Indeed, a review of health protocols seems overdue. Earlier in June, Cebu Gov. Gwendolyn "Gwen" Garcia clashed with national health authorities when she issued an executive order that allowed people not to wear face masks in open areas, like beaches and mountain trails. Her decision seemed sensible then, and so does the similar order issued by Cebu City.

Perhaps, the national government should listen more to local officials. They should consider giving them more discretion in setting health guidelines for their respective areas of concern.

After all, Covid-19 cases seem to be under control now, and hospitals are no longer overwhelmed. The vaccination rate is nearing the 70-percent target believed to be needed to reach herd immunity and inoculations are continuing.

Pragmatic Singapore

Anyone doubting the wisdom of not requiring face masks should look at Singapore. Last week, authorities there implemented what Cebu City just tried to do — make face masks optional. The exception was for people taking public transportation and when in health care facilities, like hospitals and nursing homes. The health ministry there also recommended that the elderly and people with compromised immune systems should continue wearing face masks in crowded indoor settings. For everyone else, including students in schools, wearing a face mask is optional.
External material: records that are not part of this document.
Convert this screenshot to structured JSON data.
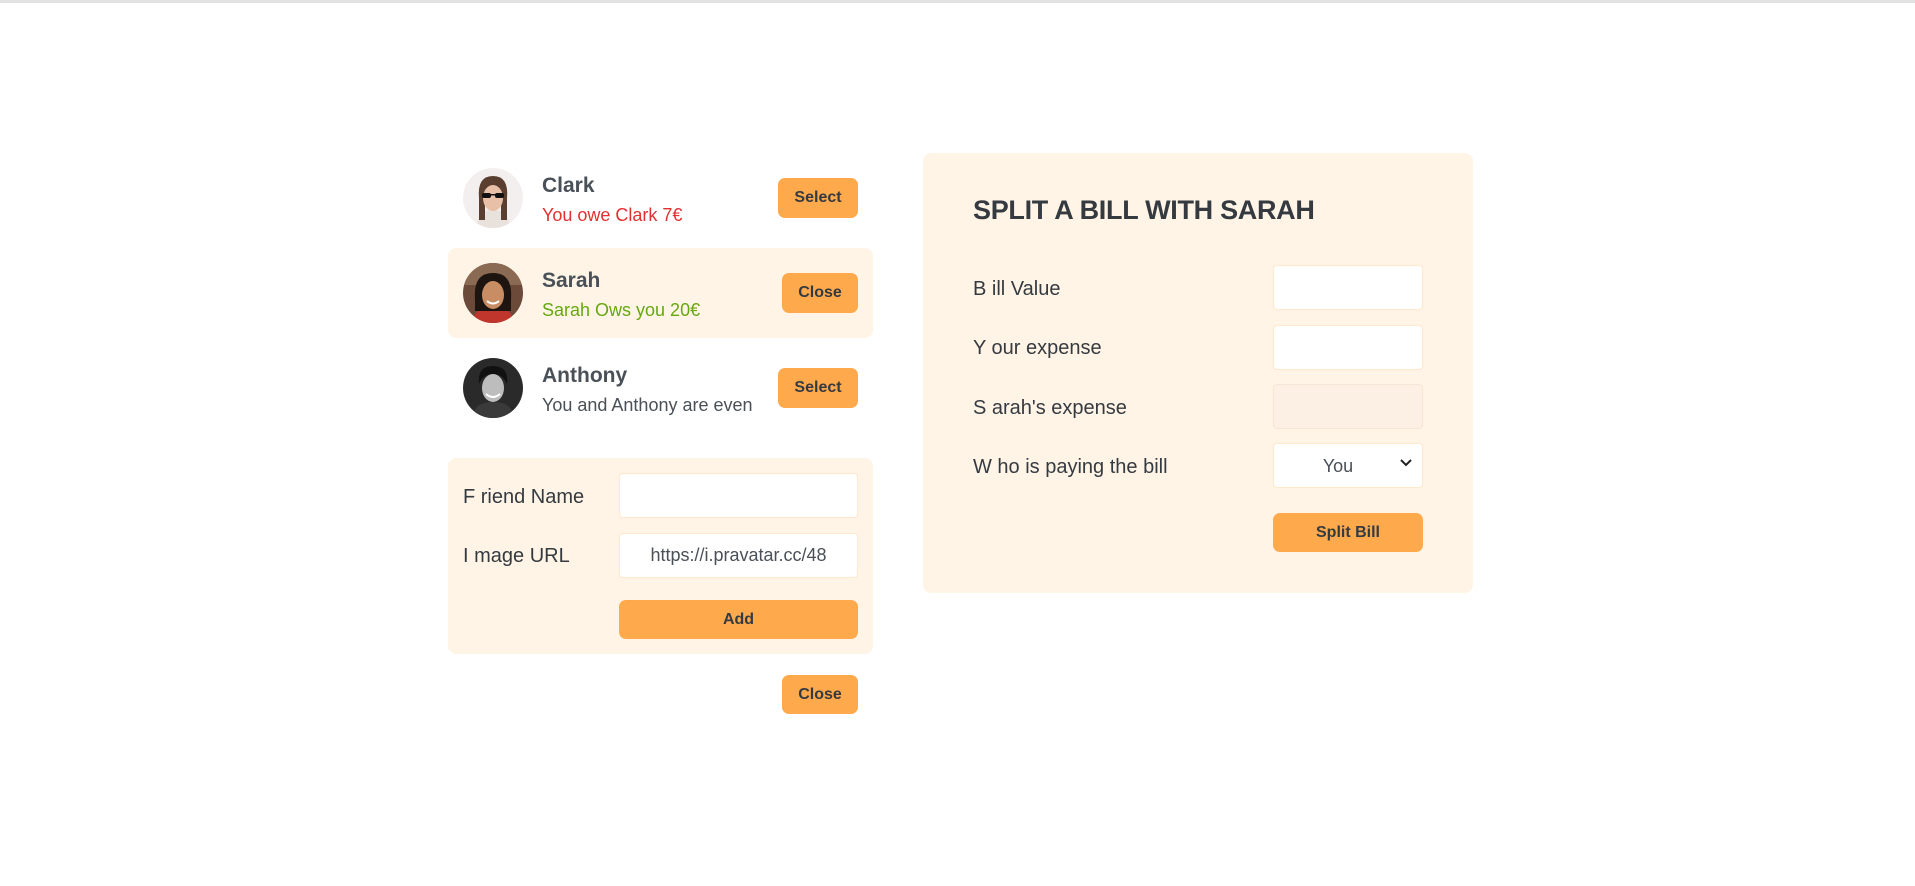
{
  "friends": [
    {
      "name": "Clark",
      "status": "You owe Clark 7€",
      "status_type": "owe",
      "button": "Select",
      "selected": false,
      "avatar_icon": "person-photo"
    },
    {
      "name": "Sarah",
      "status": "Sarah Ows you 20€",
      "status_type": "owed",
      "button": "Close",
      "selected": true,
      "avatar_icon": "person-photo"
    },
    {
      "name": "Anthony",
      "status": "You and Anthony are even",
      "status_type": "even",
      "button": "Select",
      "selected": false,
      "avatar_icon": "person-photo"
    }
  ],
  "add_friend": {
    "name_label": "F riend Name",
    "name_value": "",
    "image_label": "I mage URL",
    "image_value": "https://i.pravatar.cc/48",
    "add_button": "Add"
  },
  "close_button": "Close",
  "split": {
    "title": "SPLIT A BILL WITH SARAH",
    "bill_label": "B ill Value",
    "bill_value": "",
    "expense_label": "Y our expense",
    "expense_value": "",
    "friend_expense_label": "S arah's expense",
    "friend_expense_value": "",
    "payer_label": "W ho is paying the bill",
    "payer_value": "You",
    "split_button": "Split Bill"
  },
  "colors": {
    "accent": "#ffa94d",
    "panel": "#fff4e6",
    "red": "#e03131",
    "green": "#66a80f"
  }
}
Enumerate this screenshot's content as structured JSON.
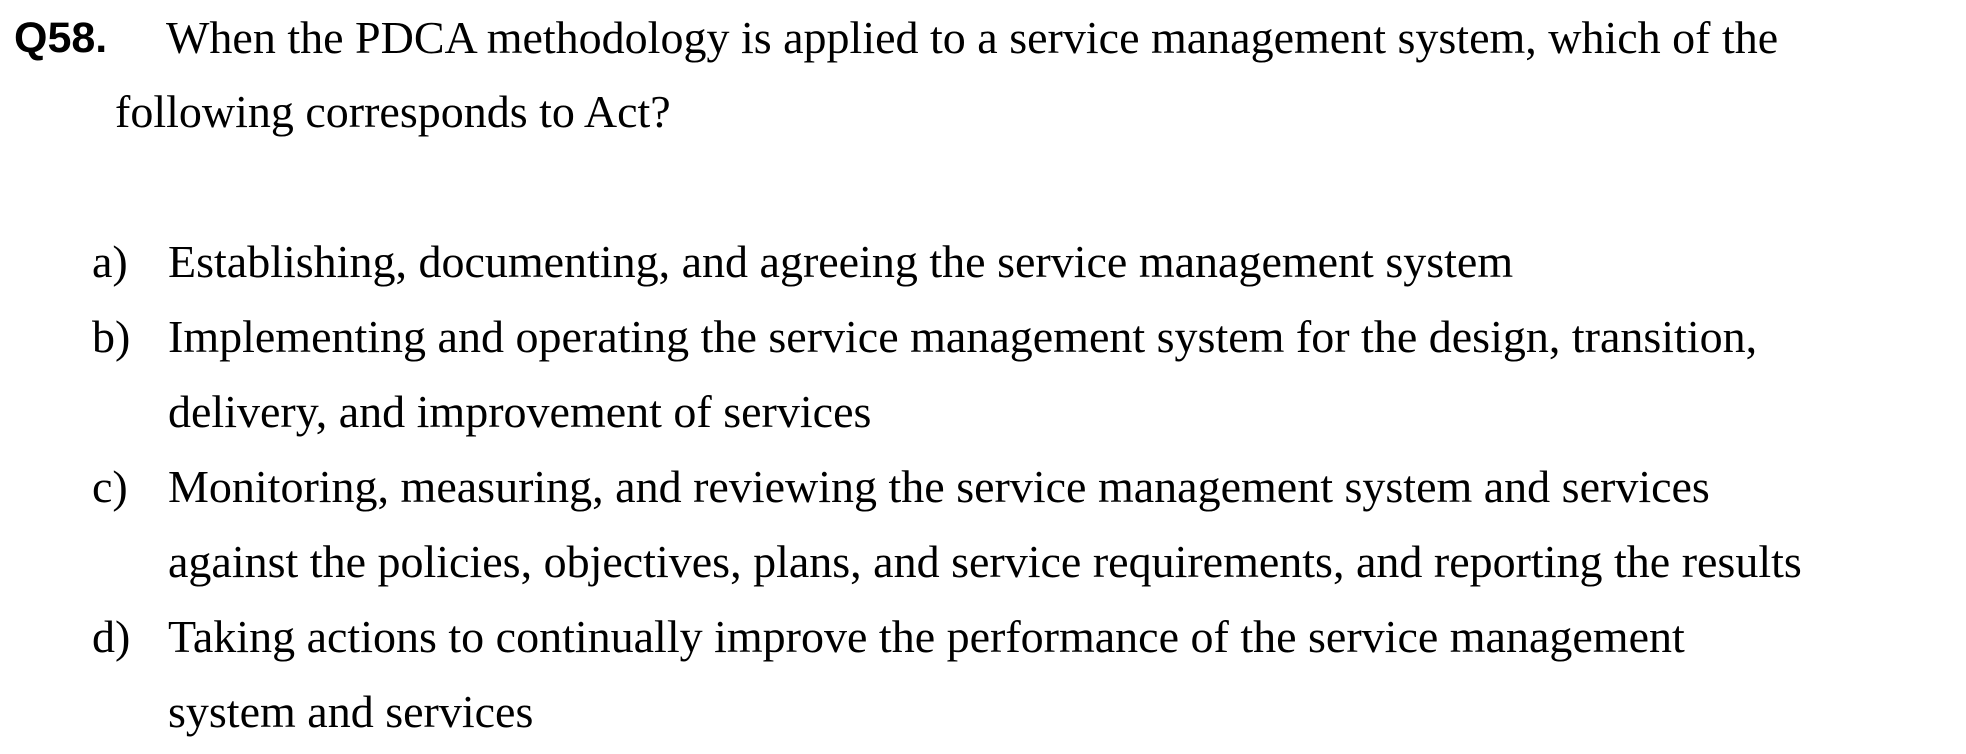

Even then, 5 out of 10 Singaporeans still prefer to wear face masks, at least for now, according to reports. The point is that people there can choose what is best for themselves. There may be a lesson there for health policymakers here.

Also, Singapore is not the first country to relax health protocols. In some European countries, for instance, face masks are only required indoors. That has been the practice for some time now, and yet there has been no significant surge in cases.

To wait until Covid-19 is completely gone seems unnecessary and impractical. Besides, many believe that the coronavirus will not go away soon, and that people just have to live with it.

If that is correct, then the new priority perhaps should be to improve vaccination rates. More should be convinced to take booster shots, which may be needed annually to fend off new variants.

As said earlier, sound policies should be based on science, not on what is popular or what others are doing. But the assumption there is that policymakers are responsive to the fluctuating intensity of the health threat.